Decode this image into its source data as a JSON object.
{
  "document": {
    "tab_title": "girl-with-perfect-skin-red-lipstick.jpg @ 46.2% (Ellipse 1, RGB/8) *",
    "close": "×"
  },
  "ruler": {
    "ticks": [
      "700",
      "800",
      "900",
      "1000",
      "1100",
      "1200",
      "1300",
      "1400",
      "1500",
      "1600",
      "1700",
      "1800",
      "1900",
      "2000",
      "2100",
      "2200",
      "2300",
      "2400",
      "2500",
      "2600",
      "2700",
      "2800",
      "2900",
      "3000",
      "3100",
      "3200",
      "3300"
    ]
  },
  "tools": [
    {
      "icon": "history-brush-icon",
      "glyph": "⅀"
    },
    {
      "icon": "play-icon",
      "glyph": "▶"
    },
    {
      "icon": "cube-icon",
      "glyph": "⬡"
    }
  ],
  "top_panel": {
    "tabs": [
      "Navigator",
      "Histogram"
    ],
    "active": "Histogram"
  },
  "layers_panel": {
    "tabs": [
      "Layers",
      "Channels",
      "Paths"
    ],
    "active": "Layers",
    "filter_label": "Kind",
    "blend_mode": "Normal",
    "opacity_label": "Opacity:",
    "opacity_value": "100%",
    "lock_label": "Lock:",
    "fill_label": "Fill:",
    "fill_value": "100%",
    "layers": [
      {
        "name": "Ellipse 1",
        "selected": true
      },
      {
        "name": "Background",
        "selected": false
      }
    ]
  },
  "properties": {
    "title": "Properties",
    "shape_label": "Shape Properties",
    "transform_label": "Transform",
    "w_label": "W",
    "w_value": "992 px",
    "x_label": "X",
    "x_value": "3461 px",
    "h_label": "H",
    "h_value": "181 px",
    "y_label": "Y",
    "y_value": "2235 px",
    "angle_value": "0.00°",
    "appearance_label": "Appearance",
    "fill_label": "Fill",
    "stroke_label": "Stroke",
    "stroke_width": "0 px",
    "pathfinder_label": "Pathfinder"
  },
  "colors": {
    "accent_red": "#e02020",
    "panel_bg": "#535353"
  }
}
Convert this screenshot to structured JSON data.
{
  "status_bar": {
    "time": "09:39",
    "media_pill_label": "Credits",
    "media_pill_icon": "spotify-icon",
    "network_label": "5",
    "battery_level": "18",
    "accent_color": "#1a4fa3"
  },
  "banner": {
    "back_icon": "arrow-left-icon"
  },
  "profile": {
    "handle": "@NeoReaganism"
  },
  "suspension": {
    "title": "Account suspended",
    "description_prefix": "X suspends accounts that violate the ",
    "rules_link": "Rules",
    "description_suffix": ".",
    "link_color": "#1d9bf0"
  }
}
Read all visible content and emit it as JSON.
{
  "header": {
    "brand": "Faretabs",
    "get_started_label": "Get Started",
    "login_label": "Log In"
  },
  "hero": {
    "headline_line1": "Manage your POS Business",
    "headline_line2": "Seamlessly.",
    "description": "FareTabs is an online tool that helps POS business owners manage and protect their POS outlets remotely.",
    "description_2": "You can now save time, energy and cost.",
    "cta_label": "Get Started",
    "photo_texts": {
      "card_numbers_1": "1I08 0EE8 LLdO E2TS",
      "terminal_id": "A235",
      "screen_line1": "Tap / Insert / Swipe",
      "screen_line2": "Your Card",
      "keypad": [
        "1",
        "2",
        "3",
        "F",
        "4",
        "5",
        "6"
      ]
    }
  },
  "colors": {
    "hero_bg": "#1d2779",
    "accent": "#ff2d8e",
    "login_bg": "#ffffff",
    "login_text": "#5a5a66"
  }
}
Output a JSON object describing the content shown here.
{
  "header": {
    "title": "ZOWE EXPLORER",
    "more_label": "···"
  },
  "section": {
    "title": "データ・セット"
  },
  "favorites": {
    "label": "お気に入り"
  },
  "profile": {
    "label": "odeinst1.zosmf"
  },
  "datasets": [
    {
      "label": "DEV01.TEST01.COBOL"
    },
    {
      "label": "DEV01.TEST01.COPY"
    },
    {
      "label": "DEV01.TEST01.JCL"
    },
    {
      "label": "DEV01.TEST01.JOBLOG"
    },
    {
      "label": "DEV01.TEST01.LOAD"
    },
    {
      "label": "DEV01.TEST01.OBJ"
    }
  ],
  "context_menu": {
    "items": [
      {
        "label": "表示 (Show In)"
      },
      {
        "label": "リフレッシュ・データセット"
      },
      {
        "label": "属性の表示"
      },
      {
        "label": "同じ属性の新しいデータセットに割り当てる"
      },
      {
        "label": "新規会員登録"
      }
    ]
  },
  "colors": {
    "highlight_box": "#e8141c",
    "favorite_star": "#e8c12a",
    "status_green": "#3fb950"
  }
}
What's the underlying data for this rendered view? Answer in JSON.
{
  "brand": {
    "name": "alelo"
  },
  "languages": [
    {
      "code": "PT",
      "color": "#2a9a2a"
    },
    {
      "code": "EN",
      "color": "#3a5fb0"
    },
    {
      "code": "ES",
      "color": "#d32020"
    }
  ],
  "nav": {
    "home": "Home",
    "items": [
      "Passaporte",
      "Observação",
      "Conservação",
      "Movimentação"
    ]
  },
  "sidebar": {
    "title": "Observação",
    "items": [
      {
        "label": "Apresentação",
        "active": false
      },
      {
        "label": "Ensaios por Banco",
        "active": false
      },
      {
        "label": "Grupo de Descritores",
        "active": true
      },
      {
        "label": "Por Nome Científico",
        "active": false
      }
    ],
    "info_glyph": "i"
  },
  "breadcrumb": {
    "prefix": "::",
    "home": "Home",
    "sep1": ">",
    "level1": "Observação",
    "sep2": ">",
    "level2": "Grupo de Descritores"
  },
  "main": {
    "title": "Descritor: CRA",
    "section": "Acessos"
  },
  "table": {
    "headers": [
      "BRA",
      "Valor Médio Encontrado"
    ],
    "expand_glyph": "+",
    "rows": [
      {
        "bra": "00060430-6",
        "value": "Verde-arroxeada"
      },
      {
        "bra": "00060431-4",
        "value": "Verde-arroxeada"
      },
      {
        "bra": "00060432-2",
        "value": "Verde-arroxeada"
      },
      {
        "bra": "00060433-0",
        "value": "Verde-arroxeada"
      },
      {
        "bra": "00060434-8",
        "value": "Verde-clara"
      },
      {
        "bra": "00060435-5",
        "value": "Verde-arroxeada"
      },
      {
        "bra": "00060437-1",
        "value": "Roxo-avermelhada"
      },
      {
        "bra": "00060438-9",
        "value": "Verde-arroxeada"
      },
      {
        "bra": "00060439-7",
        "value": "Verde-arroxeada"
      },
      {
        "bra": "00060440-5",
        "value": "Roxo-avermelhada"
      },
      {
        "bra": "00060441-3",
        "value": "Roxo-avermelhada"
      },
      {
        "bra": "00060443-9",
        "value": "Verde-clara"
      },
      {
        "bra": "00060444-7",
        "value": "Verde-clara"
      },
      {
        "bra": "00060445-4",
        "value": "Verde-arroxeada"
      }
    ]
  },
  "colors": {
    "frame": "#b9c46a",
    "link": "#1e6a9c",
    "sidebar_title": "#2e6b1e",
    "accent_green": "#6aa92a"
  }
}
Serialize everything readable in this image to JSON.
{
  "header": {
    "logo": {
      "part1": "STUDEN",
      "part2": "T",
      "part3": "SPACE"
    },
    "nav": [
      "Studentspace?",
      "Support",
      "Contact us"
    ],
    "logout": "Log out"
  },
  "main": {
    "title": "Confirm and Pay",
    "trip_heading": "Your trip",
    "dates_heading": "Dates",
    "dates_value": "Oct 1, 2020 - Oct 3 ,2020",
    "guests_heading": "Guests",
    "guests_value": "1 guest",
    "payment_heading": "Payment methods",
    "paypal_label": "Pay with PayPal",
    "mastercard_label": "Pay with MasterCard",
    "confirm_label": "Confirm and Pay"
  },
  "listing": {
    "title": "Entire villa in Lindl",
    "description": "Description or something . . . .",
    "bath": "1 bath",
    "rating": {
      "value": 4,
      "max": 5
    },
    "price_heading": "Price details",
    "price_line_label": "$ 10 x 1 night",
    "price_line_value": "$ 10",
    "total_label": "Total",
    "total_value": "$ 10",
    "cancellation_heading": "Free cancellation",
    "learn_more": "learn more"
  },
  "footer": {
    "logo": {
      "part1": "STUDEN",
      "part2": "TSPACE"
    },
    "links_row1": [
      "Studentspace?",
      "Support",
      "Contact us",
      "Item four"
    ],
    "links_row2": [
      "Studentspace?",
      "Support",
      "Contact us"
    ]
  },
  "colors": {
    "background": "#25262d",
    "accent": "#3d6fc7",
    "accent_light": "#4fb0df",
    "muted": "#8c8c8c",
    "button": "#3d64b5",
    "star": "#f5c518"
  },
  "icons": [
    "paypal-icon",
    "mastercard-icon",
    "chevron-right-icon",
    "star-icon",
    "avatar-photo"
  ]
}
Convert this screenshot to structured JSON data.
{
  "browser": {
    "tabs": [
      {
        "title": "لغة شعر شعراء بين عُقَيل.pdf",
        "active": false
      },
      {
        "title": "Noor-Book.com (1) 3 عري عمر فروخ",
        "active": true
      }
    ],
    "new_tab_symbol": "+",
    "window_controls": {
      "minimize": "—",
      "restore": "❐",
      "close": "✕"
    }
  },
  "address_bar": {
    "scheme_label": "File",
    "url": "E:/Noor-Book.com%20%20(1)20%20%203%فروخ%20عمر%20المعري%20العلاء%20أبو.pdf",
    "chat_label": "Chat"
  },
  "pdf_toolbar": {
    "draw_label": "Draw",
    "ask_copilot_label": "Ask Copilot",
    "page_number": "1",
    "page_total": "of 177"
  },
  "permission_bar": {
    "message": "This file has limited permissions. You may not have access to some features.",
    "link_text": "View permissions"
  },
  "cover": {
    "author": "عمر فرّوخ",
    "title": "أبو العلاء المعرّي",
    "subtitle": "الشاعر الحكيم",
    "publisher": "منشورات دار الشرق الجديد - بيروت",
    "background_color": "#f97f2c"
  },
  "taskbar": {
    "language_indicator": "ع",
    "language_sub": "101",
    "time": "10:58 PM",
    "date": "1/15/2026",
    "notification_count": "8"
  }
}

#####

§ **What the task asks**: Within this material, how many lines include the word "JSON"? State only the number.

§ **Task answer**: 7